What is needed is every line of the data that includes the word "cellular". Please copy each one.

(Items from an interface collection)
______________________________
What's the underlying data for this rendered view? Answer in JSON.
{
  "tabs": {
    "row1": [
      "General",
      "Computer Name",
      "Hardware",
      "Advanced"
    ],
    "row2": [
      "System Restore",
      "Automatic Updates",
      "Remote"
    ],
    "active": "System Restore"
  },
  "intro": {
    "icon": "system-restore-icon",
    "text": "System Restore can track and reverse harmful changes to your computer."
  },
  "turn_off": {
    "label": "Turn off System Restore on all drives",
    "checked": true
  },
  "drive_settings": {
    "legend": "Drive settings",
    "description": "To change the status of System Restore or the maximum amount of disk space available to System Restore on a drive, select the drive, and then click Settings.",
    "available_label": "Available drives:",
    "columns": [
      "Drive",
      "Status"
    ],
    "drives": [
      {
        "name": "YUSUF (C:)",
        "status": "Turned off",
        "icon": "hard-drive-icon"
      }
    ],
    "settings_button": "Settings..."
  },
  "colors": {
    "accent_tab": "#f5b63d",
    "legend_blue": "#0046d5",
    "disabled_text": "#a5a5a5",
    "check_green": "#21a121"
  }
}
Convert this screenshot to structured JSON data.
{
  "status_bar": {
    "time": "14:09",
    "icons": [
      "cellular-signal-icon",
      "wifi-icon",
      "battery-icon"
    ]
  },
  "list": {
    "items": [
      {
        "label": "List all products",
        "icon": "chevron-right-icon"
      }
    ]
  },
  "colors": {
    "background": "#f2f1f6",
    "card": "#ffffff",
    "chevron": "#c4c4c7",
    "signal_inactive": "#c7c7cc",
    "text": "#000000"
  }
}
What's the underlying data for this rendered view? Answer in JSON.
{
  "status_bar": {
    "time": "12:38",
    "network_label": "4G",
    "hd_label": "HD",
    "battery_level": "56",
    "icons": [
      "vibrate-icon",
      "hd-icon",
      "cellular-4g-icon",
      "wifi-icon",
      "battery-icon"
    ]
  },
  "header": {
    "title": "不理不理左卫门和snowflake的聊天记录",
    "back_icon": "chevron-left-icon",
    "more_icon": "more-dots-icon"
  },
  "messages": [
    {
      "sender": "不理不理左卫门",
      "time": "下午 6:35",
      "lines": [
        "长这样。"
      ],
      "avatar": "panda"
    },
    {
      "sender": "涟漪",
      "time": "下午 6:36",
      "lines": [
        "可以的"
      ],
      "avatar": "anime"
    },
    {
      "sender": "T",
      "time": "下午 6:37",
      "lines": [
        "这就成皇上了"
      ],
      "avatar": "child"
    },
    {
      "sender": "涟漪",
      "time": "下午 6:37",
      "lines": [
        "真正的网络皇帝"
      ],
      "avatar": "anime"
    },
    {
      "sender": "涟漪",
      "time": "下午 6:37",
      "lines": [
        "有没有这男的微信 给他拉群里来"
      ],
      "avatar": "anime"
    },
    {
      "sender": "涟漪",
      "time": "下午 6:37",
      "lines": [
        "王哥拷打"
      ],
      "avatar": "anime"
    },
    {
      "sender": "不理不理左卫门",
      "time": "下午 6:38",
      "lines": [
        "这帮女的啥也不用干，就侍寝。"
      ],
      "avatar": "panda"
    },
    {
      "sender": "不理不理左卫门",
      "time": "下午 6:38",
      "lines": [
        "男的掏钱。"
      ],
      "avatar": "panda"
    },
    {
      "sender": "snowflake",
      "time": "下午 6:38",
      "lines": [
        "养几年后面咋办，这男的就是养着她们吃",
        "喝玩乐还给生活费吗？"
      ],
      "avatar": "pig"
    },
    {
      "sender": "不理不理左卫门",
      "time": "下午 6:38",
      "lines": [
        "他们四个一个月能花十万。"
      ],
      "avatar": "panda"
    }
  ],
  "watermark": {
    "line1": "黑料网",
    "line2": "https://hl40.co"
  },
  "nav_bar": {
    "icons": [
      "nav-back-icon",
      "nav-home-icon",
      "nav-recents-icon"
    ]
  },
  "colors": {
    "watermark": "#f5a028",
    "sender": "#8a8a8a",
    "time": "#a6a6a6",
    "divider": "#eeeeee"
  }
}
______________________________
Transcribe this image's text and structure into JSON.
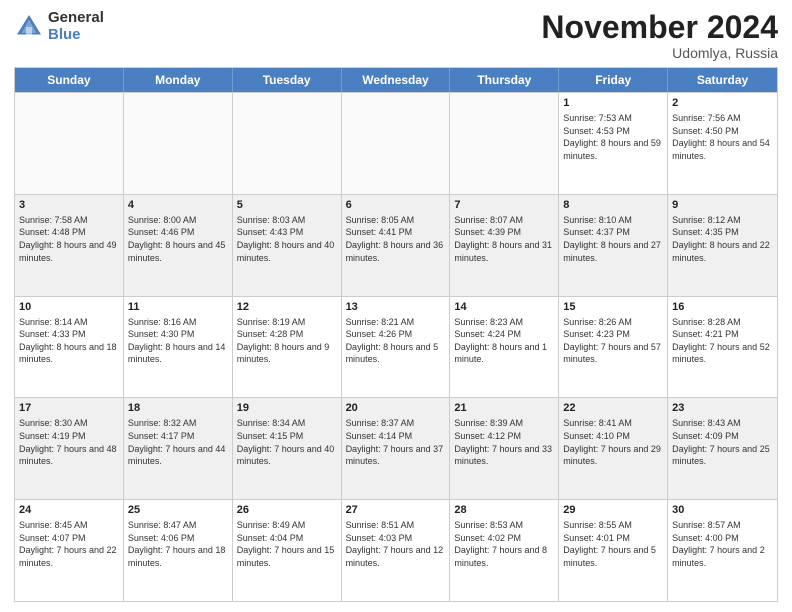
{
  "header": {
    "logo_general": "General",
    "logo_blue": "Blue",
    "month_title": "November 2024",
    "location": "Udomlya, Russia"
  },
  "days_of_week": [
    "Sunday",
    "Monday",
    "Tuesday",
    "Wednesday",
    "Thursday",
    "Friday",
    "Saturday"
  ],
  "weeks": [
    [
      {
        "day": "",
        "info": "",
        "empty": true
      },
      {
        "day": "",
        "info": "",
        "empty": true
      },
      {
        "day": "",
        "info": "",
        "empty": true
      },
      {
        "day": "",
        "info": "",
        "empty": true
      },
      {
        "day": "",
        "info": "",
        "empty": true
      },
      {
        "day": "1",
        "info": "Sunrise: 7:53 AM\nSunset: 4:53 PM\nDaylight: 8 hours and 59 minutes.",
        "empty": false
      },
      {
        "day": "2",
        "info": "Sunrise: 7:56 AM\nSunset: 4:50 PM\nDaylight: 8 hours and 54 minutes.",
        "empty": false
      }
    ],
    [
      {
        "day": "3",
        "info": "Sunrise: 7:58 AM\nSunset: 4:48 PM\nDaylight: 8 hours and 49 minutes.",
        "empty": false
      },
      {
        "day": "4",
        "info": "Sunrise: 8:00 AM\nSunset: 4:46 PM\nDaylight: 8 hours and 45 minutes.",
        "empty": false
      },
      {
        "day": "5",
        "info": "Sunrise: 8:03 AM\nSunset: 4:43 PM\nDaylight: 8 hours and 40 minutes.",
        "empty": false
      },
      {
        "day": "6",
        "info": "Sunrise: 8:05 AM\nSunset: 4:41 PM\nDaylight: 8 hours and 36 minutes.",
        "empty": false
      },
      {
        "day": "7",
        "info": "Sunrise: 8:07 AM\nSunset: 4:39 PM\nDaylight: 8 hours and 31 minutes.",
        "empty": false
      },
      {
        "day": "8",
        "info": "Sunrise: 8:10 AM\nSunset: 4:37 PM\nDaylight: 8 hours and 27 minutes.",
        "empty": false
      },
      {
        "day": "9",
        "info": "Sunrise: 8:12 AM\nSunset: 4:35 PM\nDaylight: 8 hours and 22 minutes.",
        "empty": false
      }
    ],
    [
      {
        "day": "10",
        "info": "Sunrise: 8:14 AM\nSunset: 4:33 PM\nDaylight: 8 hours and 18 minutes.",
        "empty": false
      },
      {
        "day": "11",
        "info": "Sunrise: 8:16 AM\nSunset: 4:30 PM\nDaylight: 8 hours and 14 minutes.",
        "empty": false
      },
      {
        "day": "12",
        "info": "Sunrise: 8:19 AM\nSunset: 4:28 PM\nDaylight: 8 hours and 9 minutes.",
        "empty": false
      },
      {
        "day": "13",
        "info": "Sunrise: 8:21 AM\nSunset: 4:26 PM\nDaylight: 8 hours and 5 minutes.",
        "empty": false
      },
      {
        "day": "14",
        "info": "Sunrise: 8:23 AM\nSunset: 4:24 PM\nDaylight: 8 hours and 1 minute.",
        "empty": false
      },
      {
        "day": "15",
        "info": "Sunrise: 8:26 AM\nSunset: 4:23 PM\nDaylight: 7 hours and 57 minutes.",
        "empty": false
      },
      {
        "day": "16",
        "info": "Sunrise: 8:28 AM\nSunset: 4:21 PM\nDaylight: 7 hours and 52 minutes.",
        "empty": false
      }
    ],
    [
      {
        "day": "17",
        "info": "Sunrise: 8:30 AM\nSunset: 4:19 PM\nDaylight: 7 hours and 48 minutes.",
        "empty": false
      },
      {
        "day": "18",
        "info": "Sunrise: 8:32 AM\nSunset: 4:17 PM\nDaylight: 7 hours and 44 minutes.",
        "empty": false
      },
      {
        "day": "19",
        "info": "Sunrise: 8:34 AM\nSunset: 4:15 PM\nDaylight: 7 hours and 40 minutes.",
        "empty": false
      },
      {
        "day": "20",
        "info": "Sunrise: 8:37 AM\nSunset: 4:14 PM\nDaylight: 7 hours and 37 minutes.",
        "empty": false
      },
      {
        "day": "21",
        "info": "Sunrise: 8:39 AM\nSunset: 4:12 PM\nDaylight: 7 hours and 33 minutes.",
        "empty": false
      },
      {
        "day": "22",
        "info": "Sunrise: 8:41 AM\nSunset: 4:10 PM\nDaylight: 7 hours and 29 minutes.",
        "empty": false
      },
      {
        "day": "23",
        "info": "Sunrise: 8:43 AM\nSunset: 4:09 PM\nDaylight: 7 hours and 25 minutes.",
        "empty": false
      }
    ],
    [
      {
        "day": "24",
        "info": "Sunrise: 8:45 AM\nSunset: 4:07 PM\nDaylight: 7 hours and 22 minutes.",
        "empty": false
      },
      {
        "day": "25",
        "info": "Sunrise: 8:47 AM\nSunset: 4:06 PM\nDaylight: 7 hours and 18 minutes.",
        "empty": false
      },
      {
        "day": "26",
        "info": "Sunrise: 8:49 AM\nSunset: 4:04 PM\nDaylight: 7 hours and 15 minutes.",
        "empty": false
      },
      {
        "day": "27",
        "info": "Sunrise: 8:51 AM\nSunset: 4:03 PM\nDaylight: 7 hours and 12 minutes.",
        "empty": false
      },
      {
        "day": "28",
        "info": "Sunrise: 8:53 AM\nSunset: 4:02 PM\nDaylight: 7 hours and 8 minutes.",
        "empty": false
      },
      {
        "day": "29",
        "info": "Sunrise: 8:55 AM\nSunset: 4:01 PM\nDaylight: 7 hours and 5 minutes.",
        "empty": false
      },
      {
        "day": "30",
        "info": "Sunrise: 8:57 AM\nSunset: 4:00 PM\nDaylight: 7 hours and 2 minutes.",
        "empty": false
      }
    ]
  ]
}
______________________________
### Your solution
      "cellular-signal-icon",
      "cellular-4g-icon",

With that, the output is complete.